A copy of the email or other written communication of an extension must be attached to the assignment submission.

Refer to the Faculty Special consideration webpage or further details and to access application forms: http://www.infotech.monash.edu.au/resources/student/equity/special-consideration.html

Late assignment

Assignments received after the due date will be subject to a penalty of 5% per day or part thereof including Saturday and Sunday.

Assignments received later than one week after the due date will not normally be accepted.

Return dates

Students can expect assignments to be returned within two weeks of the submission date or after receipt, whichever is later.

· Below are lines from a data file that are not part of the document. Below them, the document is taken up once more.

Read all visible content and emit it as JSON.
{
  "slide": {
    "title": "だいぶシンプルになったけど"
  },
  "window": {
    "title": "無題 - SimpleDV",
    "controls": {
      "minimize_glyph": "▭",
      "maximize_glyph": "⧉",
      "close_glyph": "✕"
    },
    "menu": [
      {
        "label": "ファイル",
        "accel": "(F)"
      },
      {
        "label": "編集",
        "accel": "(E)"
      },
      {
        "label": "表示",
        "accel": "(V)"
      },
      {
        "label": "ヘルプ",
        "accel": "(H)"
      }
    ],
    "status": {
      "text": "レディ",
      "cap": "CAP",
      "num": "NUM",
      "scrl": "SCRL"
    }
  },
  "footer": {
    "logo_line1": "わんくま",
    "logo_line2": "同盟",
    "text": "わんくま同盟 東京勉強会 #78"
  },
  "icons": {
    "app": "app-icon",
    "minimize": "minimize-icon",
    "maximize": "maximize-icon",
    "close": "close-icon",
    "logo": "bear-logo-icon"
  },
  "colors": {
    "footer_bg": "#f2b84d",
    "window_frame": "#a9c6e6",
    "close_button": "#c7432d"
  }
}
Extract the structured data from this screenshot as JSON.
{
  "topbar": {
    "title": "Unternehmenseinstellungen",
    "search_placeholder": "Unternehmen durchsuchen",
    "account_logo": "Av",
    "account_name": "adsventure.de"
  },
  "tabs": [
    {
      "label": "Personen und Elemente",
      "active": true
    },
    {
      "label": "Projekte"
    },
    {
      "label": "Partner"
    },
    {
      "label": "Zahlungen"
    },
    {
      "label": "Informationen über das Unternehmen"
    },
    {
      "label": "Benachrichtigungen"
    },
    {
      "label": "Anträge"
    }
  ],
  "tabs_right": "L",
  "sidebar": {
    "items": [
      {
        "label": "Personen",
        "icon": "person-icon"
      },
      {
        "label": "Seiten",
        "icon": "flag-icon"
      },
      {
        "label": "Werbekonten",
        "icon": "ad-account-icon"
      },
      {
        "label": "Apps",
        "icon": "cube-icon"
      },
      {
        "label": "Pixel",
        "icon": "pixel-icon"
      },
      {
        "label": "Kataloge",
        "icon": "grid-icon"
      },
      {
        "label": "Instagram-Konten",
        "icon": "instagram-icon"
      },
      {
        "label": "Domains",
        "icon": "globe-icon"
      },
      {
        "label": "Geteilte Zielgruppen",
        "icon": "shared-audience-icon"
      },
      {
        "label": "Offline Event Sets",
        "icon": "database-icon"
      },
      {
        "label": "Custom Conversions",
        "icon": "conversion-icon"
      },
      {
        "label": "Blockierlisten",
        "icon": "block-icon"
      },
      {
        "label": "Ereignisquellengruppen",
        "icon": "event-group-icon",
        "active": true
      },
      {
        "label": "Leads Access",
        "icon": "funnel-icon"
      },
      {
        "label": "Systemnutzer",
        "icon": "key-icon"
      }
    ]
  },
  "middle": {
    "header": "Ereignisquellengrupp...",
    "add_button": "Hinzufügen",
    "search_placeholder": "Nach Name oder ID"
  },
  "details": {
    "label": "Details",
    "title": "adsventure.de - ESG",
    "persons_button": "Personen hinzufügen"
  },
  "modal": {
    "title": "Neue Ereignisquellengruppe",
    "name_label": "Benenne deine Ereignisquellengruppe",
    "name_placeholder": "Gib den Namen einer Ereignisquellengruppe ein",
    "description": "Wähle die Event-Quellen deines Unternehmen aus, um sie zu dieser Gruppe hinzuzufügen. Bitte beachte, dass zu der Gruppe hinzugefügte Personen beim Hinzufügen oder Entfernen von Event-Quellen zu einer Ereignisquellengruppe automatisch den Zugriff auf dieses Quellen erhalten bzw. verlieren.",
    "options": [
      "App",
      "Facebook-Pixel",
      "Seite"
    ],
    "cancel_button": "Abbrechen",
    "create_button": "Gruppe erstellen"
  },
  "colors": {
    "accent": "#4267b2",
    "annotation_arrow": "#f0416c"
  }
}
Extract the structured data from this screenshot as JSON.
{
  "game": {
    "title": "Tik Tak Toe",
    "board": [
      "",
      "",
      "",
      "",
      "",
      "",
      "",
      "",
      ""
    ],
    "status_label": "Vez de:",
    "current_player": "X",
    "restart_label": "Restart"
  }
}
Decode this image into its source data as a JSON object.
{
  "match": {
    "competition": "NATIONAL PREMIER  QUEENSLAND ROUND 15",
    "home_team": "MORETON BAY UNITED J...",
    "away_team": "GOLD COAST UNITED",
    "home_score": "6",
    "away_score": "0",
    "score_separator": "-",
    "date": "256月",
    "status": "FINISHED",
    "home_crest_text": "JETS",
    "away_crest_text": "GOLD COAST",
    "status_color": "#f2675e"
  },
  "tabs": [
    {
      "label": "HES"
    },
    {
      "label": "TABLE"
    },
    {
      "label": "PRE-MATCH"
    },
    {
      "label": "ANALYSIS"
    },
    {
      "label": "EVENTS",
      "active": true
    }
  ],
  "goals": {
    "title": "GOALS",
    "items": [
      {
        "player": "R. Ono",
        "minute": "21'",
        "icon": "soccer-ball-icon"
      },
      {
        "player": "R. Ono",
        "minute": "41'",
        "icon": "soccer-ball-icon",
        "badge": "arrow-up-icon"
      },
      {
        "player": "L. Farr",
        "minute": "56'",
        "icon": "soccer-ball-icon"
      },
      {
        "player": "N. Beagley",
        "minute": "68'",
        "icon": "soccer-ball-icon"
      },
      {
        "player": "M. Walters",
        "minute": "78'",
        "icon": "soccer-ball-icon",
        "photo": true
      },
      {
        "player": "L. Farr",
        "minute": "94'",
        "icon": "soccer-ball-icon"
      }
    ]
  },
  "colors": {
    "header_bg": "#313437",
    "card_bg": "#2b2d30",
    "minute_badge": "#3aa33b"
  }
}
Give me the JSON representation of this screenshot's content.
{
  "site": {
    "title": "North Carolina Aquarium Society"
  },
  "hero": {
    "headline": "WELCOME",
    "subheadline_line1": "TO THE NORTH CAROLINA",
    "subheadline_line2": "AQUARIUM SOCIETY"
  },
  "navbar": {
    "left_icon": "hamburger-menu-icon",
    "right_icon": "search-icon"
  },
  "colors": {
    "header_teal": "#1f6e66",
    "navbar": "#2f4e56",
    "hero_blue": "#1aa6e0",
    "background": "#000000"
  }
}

Feedback

Types of feedback you can expect to receive in this unit are:

Informal feedback on progress in labs/tutes

Graded assignments with comments

Test results and feedback

Quiz results

Solutions to tutes, labs and assignments

Appendix

Please visit the following URL: http://www.infotech.monash.edu.au/units/appendix.html for further information about:

  • Continuous improvement
  • Unit evaluations
  • Communication, participation and feedback
  • Library access
  • Monash University Studies Online (MUSO)
  • Plagiarism, cheating and collusion
  • Register of counselling about plagiarism
  • Non-discriminatory language
  • Students with disability
  • End of semester special consideration / deferred exams